  • unless it has killer bark or you’re rescuing it from certain death, there’s no point in collecting a tree that you can find for less than $20 at the local garden center or nursery. Many members from a previous club were collecting 2 or 3 years old seedlings during our collecting trips
  • dwarf Japanese maples are awesome, but thicken ever so slowly… I’ve had a mapi-no-machihime maple for 9 years, 6 years in an oversized flat box and 3 years in the ground. The trunk isn’t yet an inch across, but the bark is looking so nice now. The nebari isn’t half bad either, if I say so myself :slight_smile: The leaves reduce to sub-pinkie-nail size with early spring pruning, and the internodes can get real short too

For oaks, I had a similar experience with Quercus robur… far better recovery with trees collected in leaf either as they just start hardening or after the summer dormancy. Recovery of spring collected Quercus robur can be improved by sweating them post collection, maybe that would work for other oaks.


I’ve come to the realization that when I style a deciduous tree I end up wanting to make flat tops with no hopes of getting any taller. I find myself wanting to lay down the branch that wants to keep reaching for the sky. This is due to my lack of ability to see the next iterations of the tree. I focus so much on wanting to build these pads of foliage. If I don’t control myself I’ll end up with with trees that only hobbits will find attractive. :pensive:

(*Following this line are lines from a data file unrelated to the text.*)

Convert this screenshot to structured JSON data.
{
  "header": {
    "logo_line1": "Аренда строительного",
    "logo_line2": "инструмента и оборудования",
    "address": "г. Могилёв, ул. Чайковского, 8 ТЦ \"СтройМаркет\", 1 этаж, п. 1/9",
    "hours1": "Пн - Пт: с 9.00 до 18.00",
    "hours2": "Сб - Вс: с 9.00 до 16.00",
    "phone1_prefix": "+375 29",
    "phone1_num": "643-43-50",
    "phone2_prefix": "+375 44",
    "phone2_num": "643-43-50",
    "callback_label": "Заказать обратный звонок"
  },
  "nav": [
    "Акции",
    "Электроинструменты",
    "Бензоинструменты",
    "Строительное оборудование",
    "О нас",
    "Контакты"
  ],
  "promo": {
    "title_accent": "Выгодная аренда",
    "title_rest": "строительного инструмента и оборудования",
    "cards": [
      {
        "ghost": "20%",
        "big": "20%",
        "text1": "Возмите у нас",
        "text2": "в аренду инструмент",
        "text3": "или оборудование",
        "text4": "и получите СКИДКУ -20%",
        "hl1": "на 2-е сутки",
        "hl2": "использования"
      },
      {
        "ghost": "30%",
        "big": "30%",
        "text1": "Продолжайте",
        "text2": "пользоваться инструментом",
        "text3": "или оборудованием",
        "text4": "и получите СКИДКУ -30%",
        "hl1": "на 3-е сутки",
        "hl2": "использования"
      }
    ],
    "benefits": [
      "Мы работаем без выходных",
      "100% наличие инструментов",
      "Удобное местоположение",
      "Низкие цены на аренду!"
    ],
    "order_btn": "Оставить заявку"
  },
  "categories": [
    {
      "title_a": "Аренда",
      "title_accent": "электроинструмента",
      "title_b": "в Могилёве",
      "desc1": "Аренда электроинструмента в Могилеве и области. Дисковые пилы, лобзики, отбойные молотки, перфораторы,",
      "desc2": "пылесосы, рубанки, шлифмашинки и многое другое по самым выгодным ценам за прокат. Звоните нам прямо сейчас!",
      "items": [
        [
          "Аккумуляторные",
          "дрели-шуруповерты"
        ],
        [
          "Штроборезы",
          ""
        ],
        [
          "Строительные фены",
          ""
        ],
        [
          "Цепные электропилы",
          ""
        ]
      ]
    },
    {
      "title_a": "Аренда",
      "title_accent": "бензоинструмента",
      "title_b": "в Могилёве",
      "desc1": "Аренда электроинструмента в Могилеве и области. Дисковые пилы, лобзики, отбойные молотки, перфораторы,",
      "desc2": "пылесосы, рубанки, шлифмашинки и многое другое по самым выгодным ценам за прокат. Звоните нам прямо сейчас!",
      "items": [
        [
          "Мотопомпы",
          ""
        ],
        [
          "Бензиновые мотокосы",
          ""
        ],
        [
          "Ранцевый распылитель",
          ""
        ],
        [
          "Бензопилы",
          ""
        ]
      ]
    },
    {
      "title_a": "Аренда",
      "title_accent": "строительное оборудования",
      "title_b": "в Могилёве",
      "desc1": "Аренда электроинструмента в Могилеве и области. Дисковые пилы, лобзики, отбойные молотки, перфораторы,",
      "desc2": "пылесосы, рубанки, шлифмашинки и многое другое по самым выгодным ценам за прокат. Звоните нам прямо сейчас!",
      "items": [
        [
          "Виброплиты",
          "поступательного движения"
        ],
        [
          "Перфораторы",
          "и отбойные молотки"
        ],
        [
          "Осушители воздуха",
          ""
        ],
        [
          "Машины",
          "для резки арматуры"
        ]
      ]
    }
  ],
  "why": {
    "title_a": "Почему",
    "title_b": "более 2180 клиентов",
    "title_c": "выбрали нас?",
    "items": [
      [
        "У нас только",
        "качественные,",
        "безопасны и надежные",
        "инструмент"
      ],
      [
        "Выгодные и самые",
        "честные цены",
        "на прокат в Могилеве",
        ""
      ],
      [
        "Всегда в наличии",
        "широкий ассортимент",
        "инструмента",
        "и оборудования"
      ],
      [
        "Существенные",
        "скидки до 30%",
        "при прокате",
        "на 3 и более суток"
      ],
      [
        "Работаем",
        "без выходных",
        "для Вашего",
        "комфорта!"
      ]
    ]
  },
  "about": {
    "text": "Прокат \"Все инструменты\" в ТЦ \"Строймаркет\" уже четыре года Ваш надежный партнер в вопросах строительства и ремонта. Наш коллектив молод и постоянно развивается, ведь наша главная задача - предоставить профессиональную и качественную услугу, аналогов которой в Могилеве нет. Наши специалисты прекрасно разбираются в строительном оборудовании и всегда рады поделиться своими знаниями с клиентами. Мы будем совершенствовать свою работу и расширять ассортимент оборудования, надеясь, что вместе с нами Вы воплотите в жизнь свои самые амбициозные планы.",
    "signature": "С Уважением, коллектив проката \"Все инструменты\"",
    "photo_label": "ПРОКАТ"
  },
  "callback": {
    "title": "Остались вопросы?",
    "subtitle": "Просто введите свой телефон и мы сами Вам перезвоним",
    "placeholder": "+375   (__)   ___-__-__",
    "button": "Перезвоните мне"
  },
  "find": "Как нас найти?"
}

Every Oregon White Oak that I tried to sweat never pushed buds. I wouldn’t recommend it with that species.

  1. Bonsai benches are favorite cat’s bed :no_mouth:

Well, akadama does look like cat litter and all that :cat2:


another lesson I learnt: don’t spread yourself in too many directions in term of learnings. Choose someone (randomly … Ryan Neil :face_with_hand_over_mouth:) and stick to him/her. I started watching a lot of youtube videos which probably helped me to get acquainted with the world on bonsai, taught me some stuff however without sustainability in the learning, and without coherency and consistency. It become more “informative” rather than “learning”. Hence my recent decision to subscribe to Mirai, and stick to the lessons. Which does not prevent me watching other youtube channels but I decided that my learning curve will be done through Mirai.